When all your devices are set up, it’s time to put the cherry on the pie: automation. Home Assistant offers a few built-in automations – but you’ll be using the automation component to set up your own rules, for the most part.
Home Assistant offers a wide range of automation configurations. In the next few pages, we’ll try to guide you through all the different possibilities and options. Besides this documentation, there are also a couple of people who have made their automations publicly available.
Before you can go ahead and create your own automations, it’s important to learn the basics. To explore these, let’s have a look at the following example home automation rule:
(trigger) When Paulus arrives home (condition) and it is after sunset: (action) Turn the lights in the living room on
The example consists of three different parts: a trigger, a condition and an action.
The first line is the trigger of the automation rule.

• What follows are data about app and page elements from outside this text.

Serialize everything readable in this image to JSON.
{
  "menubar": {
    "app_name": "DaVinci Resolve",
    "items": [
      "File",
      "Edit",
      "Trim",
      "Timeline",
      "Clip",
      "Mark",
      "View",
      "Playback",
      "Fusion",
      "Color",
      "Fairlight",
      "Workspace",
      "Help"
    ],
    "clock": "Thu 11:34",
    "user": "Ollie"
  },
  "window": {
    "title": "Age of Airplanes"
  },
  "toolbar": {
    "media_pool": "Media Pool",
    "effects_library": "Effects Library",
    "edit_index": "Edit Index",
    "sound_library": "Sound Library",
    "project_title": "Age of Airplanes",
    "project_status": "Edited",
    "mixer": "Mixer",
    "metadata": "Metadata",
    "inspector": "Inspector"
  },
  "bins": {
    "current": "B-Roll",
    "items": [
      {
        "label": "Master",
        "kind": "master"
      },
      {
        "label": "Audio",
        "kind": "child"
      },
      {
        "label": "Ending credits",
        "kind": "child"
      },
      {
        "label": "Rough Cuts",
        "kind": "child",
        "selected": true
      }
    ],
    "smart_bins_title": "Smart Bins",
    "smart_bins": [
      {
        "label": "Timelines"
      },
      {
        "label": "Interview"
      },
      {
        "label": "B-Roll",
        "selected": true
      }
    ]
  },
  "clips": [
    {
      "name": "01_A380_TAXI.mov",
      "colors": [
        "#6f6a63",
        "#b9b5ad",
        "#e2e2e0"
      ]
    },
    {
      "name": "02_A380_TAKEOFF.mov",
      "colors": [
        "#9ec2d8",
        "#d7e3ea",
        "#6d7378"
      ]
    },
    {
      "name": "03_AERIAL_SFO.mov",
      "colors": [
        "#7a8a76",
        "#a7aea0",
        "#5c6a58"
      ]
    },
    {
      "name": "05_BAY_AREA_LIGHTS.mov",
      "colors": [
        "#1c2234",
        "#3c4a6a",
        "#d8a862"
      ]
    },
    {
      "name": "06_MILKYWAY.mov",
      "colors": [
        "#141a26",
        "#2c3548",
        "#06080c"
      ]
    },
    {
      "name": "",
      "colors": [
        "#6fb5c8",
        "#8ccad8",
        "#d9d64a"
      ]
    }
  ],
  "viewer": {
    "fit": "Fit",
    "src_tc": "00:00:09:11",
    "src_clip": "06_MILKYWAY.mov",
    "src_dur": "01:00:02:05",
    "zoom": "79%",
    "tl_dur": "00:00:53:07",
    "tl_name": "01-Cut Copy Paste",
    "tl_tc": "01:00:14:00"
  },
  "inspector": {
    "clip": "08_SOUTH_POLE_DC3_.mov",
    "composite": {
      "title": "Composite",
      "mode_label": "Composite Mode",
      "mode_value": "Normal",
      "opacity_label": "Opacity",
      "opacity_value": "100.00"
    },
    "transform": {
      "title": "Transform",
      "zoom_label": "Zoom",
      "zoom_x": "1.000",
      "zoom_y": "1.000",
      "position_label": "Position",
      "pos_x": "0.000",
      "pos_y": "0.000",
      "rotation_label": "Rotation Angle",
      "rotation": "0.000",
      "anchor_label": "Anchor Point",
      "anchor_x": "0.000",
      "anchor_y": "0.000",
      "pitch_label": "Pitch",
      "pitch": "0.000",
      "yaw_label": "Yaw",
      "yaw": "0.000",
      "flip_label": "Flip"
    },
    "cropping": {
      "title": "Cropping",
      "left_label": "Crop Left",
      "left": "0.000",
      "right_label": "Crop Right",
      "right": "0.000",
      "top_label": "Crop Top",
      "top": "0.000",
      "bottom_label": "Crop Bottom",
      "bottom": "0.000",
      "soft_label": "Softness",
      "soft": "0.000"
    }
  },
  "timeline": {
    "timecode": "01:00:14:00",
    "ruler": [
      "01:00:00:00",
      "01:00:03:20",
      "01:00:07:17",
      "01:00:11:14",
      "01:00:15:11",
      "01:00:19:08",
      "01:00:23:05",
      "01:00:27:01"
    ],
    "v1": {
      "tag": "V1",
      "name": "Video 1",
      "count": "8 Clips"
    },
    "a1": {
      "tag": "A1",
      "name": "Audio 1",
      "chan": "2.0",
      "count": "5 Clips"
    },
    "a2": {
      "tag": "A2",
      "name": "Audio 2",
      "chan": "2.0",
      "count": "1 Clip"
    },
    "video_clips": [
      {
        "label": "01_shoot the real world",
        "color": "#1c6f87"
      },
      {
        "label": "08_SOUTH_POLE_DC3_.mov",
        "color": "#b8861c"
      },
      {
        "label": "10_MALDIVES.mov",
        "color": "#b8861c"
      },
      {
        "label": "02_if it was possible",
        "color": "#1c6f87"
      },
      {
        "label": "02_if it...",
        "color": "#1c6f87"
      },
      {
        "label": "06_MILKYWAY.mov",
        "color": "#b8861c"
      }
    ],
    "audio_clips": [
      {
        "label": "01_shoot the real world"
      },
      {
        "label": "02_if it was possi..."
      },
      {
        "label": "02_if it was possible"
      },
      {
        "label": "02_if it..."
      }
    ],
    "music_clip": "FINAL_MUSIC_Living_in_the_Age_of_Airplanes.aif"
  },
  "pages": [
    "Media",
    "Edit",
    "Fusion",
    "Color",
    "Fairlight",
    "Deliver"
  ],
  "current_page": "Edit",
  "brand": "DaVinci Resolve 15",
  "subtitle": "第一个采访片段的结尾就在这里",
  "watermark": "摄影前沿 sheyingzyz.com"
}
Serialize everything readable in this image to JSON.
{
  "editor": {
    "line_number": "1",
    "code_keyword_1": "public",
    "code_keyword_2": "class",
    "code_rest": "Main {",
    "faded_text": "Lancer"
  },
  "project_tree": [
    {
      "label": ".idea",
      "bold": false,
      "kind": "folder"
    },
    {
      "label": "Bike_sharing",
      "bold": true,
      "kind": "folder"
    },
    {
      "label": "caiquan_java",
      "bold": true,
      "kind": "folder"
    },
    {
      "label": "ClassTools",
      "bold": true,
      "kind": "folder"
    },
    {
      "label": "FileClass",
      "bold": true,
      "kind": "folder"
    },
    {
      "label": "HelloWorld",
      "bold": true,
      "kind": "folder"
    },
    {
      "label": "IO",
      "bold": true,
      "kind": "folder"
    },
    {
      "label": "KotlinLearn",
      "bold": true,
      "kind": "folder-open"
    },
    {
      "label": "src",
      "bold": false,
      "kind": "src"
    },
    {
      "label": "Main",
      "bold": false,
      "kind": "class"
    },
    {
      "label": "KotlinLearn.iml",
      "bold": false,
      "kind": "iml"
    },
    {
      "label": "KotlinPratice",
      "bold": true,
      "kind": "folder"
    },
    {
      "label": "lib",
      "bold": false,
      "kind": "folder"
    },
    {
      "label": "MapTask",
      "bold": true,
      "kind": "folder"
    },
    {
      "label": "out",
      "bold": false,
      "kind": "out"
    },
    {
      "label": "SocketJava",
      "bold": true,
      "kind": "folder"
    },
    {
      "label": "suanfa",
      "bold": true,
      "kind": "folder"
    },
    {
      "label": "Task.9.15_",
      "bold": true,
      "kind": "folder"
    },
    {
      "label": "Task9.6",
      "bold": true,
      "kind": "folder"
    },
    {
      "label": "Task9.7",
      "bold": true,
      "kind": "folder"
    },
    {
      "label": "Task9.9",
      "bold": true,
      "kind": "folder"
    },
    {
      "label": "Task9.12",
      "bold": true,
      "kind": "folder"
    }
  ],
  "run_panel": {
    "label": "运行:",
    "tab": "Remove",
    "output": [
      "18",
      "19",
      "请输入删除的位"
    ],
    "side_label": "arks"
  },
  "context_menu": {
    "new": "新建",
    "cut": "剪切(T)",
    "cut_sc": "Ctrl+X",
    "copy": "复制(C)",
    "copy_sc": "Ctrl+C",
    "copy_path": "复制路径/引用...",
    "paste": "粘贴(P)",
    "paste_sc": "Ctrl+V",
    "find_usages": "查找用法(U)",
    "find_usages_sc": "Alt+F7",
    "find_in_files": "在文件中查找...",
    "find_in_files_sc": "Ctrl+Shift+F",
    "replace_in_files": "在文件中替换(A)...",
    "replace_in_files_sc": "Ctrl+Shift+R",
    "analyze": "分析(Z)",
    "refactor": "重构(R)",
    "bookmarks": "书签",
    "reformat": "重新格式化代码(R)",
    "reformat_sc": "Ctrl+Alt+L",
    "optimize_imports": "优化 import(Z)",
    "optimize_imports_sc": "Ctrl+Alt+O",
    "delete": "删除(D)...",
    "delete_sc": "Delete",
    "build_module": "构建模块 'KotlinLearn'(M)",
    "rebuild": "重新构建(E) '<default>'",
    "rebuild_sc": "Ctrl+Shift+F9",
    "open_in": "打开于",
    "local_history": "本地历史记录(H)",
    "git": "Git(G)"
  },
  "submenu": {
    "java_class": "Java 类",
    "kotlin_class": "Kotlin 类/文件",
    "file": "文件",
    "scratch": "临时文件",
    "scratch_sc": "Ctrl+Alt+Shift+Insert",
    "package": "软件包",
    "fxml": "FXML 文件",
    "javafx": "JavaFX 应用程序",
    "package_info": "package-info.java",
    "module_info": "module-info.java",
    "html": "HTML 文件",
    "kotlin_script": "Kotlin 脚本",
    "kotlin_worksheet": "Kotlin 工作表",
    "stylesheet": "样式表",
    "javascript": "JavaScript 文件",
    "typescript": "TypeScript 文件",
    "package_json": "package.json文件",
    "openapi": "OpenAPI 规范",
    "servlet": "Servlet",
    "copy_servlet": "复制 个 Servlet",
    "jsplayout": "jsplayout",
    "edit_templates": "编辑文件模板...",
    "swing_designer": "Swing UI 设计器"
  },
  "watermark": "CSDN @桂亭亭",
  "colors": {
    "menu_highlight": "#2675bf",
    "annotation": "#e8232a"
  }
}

Triggers describe events that should trigger the automation rule. In this case, it is a person arriving home, which can be observed in Home Assistant by observing the state of Paulus changing from ‘not_home’ to ‘home’.
The second line is the condition. Conditions are optional tests that can limit an automation rule to only work in your specific use cases. A condition will test against the current state of the system. This includes the current time, devices, people and other things like the sun. In this case, we only want to act when the sun has set.
The third part is the action, which will be performed when a rule is triggered and all conditions are met. For example, it can turn a light on, set the temperature on your thermostat or activate a scene.
The difference between a condition and a trigger can be confusing as they are very similar. Triggers look at the actions, while conditions look at the results: turning a light on versus a light being on.
Automation rules interact directly with the internal state of Home Assistant, so you’ll need to familiarize yourself with it. Home Assistant exposes its current state via the developer tools. These are available at the bottom of the sidebar in the frontend. The icon will show all currently available states. An entity can be anything. A light, a switch, a person and even the sun. A state consists of the following parts:
|Entity ID||Unique identifier for the entity.||
|State||The current state of the device.||
|Attributes||Extra data related to the device and/or current state.||
State changes can be used as the source of triggers and the current state can be used in conditions.
Actions are all about calling services. To explore the available services open the Services developer tool. Services allow to change anything. For example turn on a light, run a script or enable a scene. Each service has a domain and a name. For example the service
light.turn_on is capable of turning on any light in your system. Services can be passed parameters to for example tell which device to turn on or what color to use.